SUPPLIED MATERIAL »
--- START ---

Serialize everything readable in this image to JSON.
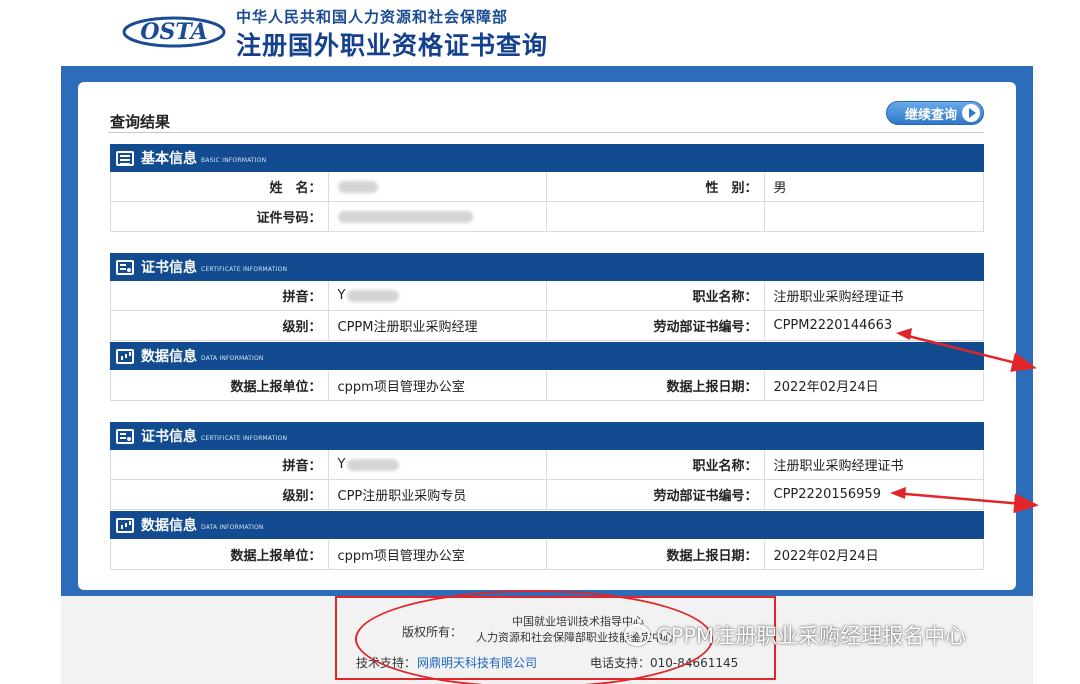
{
  "header": {
    "logo_text": "OSTA",
    "org_line": "中华人民共和国人力资源和社会保障部",
    "site_title": "注册国外职业资格证书查询"
  },
  "result": {
    "title": "查询结果",
    "continue_label": "继续查询"
  },
  "basic": {
    "title": "基本信息",
    "subtitle": "BASIC INFORMATION",
    "name_label": "姓　名：",
    "gender_label": "性　别：",
    "gender_value": "男",
    "id_label": "证件号码："
  },
  "certificates": [
    {
      "title": "证书信息",
      "subtitle": "CERTIFICATE INFORMATION",
      "pinyin_label": "拼音：",
      "pinyin_value": "Y",
      "occupation_label": "职业名称：",
      "occupation_value": "注册职业采购经理证书",
      "level_label": "级别：",
      "level_value": "CPPM注册职业采购经理",
      "cert_no_label": "劳动部证书编号：",
      "cert_no_value": "CPPM2220144663",
      "data_title": "数据信息",
      "data_subtitle": "DATA INFORMATION",
      "unit_label": "数据上报单位：",
      "unit_value": "cppm项目管理办公室",
      "date_label": "数据上报日期：",
      "date_value": "2022年02月24日"
    },
    {
      "title": "证书信息",
      "subtitle": "CERTIFICATE INFORMATION",
      "pinyin_label": "拼音：",
      "pinyin_value": "Y",
      "occupation_label": "职业名称：",
      "occupation_value": "注册职业采购经理证书",
      "level_label": "级别：",
      "level_value": "CPP注册职业采购专员",
      "cert_no_label": "劳动部证书编号：",
      "cert_no_value": "CPP2220156959",
      "data_title": "数据信息",
      "data_subtitle": "DATA INFORMATION",
      "unit_label": "数据上报单位：",
      "unit_value": "cppm项目管理办公室",
      "date_label": "数据上报日期：",
      "date_value": "2022年02月24日"
    }
  ],
  "footer": {
    "copyright_label": "版权所有：",
    "copyright_line1": "中国就业培训技术指导中心",
    "copyright_line2": "人力资源和社会保障部职业技能鉴定中心",
    "tech_label": "技术支持：",
    "tech_link": "网鼎明天科技有限公司",
    "phone": "电话支持：010-84661145"
  },
  "watermark": "CPPM注册职业采购经理报名中心",
  "colors": {
    "section_bar": "#124b8f",
    "frame": "#2d6cb8",
    "annotation": "#e0262a",
    "link": "#1a66c2"
  }
}
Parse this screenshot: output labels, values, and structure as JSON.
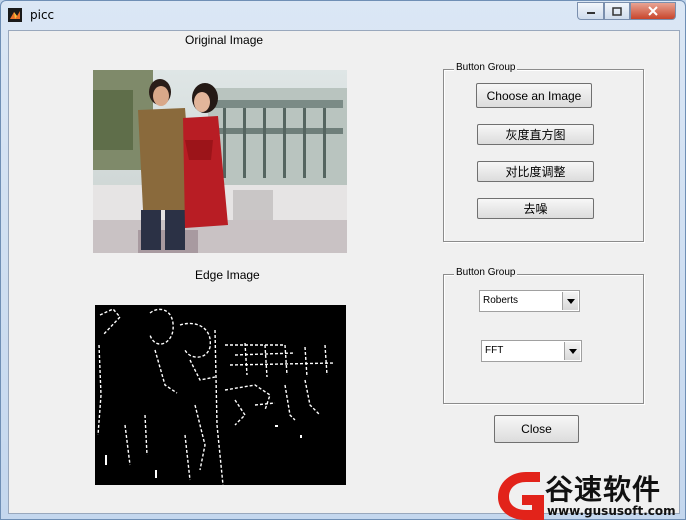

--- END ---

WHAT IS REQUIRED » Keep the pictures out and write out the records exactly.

WRITTEN ANSWER »
Serialize everything readable in this image to JSON.
{
  "header": {
    "logo_text": "OSTA",
    "org_line": "中华人民共和国人力资源和社会保障部",
    "site_title": "注册国外职业资格证书查询"
  },
  "result": {
    "title": "查询结果",
    "continue_label": "继续查询"
  },
  "basic": {
    "title": "基本信息",
    "subtitle": "BASIC INFORMATION",
    "name_label": "姓　名：",
    "gender_label": "性　别：",
    "gender_value": "男",
    "id_label": "证件号码："
  },
  "certificates": [
    {
      "title": "证书信息",
      "subtitle": "CERTIFICATE INFORMATION",
      "pinyin_label": "拼音：",
      "pinyin_value": "Y",
      "occupation_label": "职业名称：",
      "occupation_value": "注册职业采购经理证书",
      "level_label": "级别：",
      "level_value": "CPPM注册职业采购经理",
      "cert_no_label": "劳动部证书编号：",
      "cert_no_value": "CPPM2220144663",
      "data_title": "数据信息",
      "data_subtitle": "DATA INFORMATION",
      "unit_label": "数据上报单位：",
      "unit_value": "cppm项目管理办公室",
      "date_label": "数据上报日期：",
      "date_value": "2022年02月24日"
    },
    {
      "title": "证书信息",
      "subtitle": "CERTIFICATE INFORMATION",
      "pinyin_label": "拼音：",
      "pinyin_value": "Y",
      "occupation_label": "职业名称：",
      "occupation_value": "注册职业采购经理证书",
      "level_label": "级别：",
      "level_value": "CPP注册职业采购专员",
      "cert_no_label": "劳动部证书编号：",
      "cert_no_value": "CPP2220156959",
      "data_title": "数据信息",
      "data_subtitle": "DATA INFORMATION",
      "unit_label": "数据上报单位：",
      "unit_value": "cppm项目管理办公室",
      "date_label": "数据上报日期：",
      "date_value": "2022年02月24日"
    }
  ],
  "footer": {
    "copyright_label": "版权所有：",
    "copyright_line1": "中国就业培训技术指导中心",
    "copyright_line2": "人力资源和社会保障部职业技能鉴定中心",
    "tech_label": "技术支持：",
    "tech_link": "网鼎明天科技有限公司",
    "phone": "电话支持：010-84661145"
  },
  "watermark": "CPPM注册职业采购经理报名中心",
  "colors": {
    "section_bar": "#124b8f",
    "frame": "#2d6cb8",
    "annotation": "#e0262a",
    "link": "#1a66c2"
  }
}
Parse this screenshot: output labels, values, and structure as JSON.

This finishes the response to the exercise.